* TIMING…HIGH SURF IS EXPECTED TO BEGIN LATE THIS AFTERNOON AND CONTINUE THROUGH EARLY MONDAY.
* IMPACTS…HIGH SURF WILL WASH TO THE TOP OF THE BEACH AND CAUSE BEACH EROSION. MINOR FLOODING OF LOW LYING AREAS IS POSSIBLE AND SURF COULD WASH ONTO LOW LYING ROADS NEAR THE BEACH.
A HIGH SURF ADVISORY MEANS THAT LOCALIZED BEACH EROSION IS EXPECTED. SURF COULD WASH ONTO LOW LYING ROADS NEAR THE BEACH LIMITING TRAVEL NEAR THE BEACH. PEOPLE SHOULD MOVE BOATS AND PERSONAL PROPERTY INLAND FROM THE BEACH.
Somewhat belatedly, before:
the storm images from the Barrow webcam, which has just burst back into life. Plus an image of the cyclone from on high:
2 thoughts on “September Arctic Cyclone Alert!”
Bob Henson of Masters/Henson Wunderground posted about the Arctic minimum extent with all its “rubble.” Included is an aerial shot of Northabout.
It’s nice that the Polar Ocean Challenge and ASIF got a mention. Unfortunately Bob Henson copied a BBC cock up. Northabout isn’t “the first ship known to sail through both passages in a single summer”.

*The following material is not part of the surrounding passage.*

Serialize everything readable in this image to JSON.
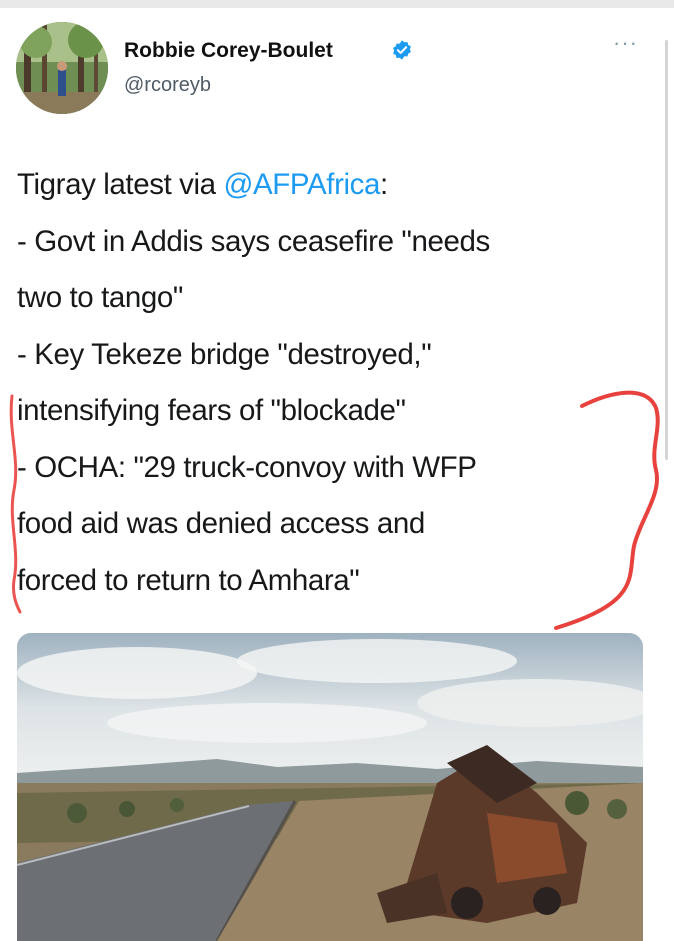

For an even bigger BBC cock up see also:
“Radio Four in Arctic Sea Ice Bias Shock Today!“